Here is a closeup of a remarkable work of installation art that is being shown at this year's Venice Biennale:
Remember when using English words to create French counterparts was considered (I believe this is the technical term) a shonda?
Me neither. Still the case in Quebec, apparently, where the STOP signs say ARRET, but in the Hexagon apparently not so much.
In support of his case, he sends along this ad from Le Monde:
To celebrate the beginning of the Year of the Snake (shénián 蛇年), the following sign
is presently on display in a Chinese hotel lobby was on display in a Chinese hotel lobby in July 2009 or before and is being circulated among friends:
Thomas Lumley sent in this nice multilingual pun from Sydney, Australia:
The following feature from the Nandu website includes many strange and droll language games:
Michael Robinson was looking through this Flickr group dedicated to photos of Chinese restaurants outside China, "Chinese Restaurant Worldwide Documentation Project", which includes around 17,000 photographs, when he came upon this photo that was taken on December 23, 2012 in The Lanes, Brighton, England, GB:
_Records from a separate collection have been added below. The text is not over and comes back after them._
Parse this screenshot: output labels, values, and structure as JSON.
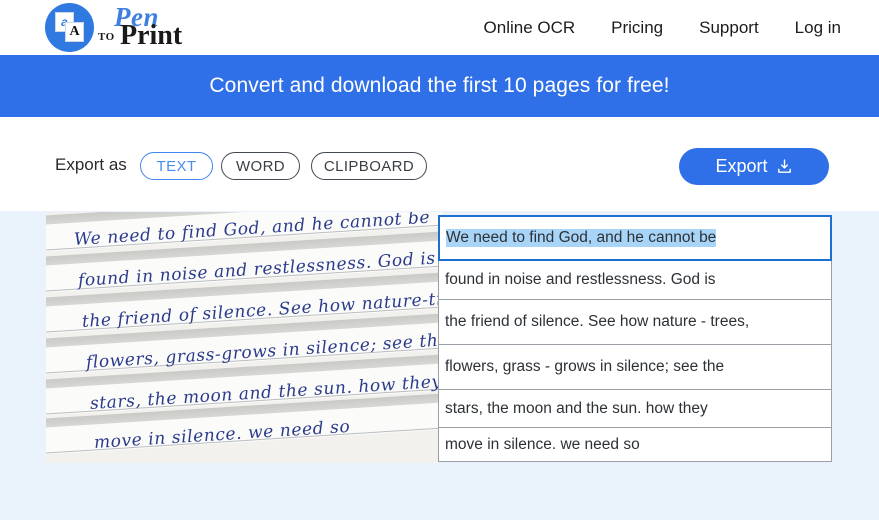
{
  "header": {
    "logo": {
      "mark_back_letter": "a",
      "mark_front_letter": "A",
      "word_pen": "Pen",
      "word_to": "TO",
      "word_print": "Print"
    },
    "nav": [
      {
        "label": "Online OCR"
      },
      {
        "label": "Pricing"
      },
      {
        "label": "Support"
      },
      {
        "label": "Log in"
      }
    ]
  },
  "banner": {
    "text": "Convert and download the first 10 pages for free!",
    "bg_color": "#2f70e8"
  },
  "toolbar": {
    "export_as_label": "Export as",
    "formats": [
      {
        "label": "TEXT",
        "selected": true
      },
      {
        "label": "WORD",
        "selected": false
      },
      {
        "label": "CLIPBOARD",
        "selected": false
      }
    ],
    "export_button_label": "Export",
    "export_button_color": "#2f70e8",
    "active_pill_color": "#4a8cf2"
  },
  "document": {
    "scan_alt": "handwritten cursive note on ruled paper",
    "handwriting_lines": [
      "We need to find God, and he cannot be",
      "found in noise and restlessness. God is",
      "the friend of silence. See how nature-trees,",
      "flowers, grass-grows in silence; see the",
      "stars, the moon and the sun. how they",
      "move in silence. we need so"
    ],
    "ink_color": "#2b3b8c"
  },
  "ocr_rows": [
    {
      "text": "We need to find God, and he cannot be",
      "selected": true
    },
    {
      "text": "found in noise and restlessness. God is",
      "selected": false
    },
    {
      "text": "the friend of silence. See how nature - trees,",
      "selected": false
    },
    {
      "text": "flowers, grass - grows in silence; see the",
      "selected": false
    },
    {
      "text": "stars, the moon and the sun. how they",
      "selected": false
    },
    {
      "text": "move in silence. we need so",
      "selected": false
    }
  ],
  "colors": {
    "accent": "#2f70e8",
    "content_bg": "#eaf2fc",
    "selection_highlight": "#a8d4f7",
    "active_row_border": "#1d6fd0"
  }
}
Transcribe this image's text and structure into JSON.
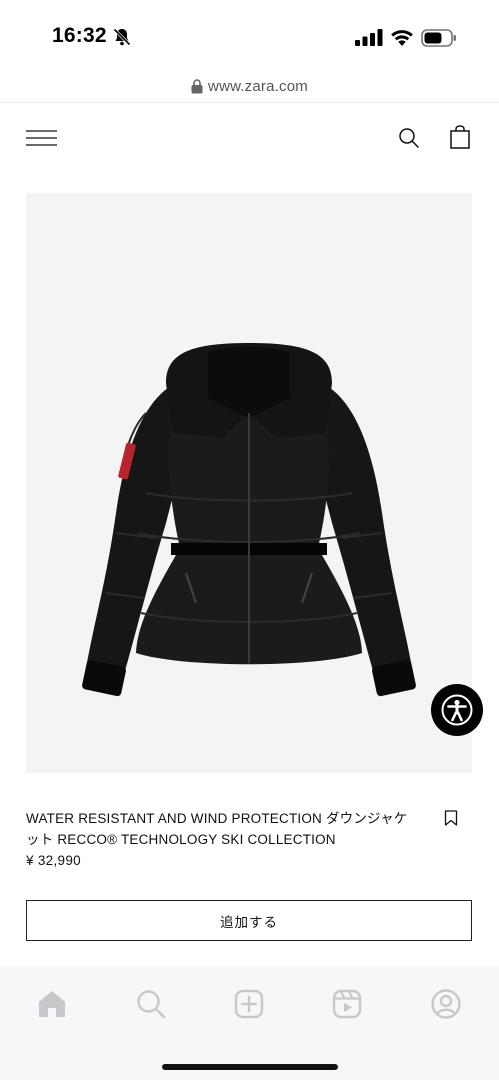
{
  "status_bar": {
    "time": "16:32",
    "icons": [
      "bell-slash-icon",
      "signal-icon",
      "wifi-icon",
      "battery-icon"
    ]
  },
  "browser": {
    "url": "www.zara.com",
    "lock_icon": "lock-icon"
  },
  "header": {
    "menu_icon": "menu-icon",
    "search_icon": "search-icon",
    "bag_icon": "shopping-bag-icon"
  },
  "product": {
    "image_subject": "black hooded down jacket with belt",
    "name": "WATER RESISTANT AND WIND PROTECTION ダウンジャケット RECCO® TECHNOLOGY SKI COLLECTION",
    "price": "¥ 32,990",
    "bookmark_icon": "bookmark-icon",
    "add_button_label": "追加する"
  },
  "accessibility": {
    "icon": "accessibility-icon",
    "color": "#000000"
  },
  "bottom_nav": {
    "items": [
      {
        "icon": "home-icon",
        "active": true
      },
      {
        "icon": "search-icon",
        "active": false
      },
      {
        "icon": "create-icon",
        "active": false
      },
      {
        "icon": "reels-icon",
        "active": false
      },
      {
        "icon": "profile-icon",
        "active": false
      }
    ]
  },
  "colors": {
    "accent": "#111111",
    "image_background": "#f4f4f4",
    "nav_background": "#f7f7f8",
    "nav_icon": "#c8c8cc"
  }
}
Jonathan Smith spotted this photograph of a sign in Hong Kong that is part of a blog post decrying impenetrable official language: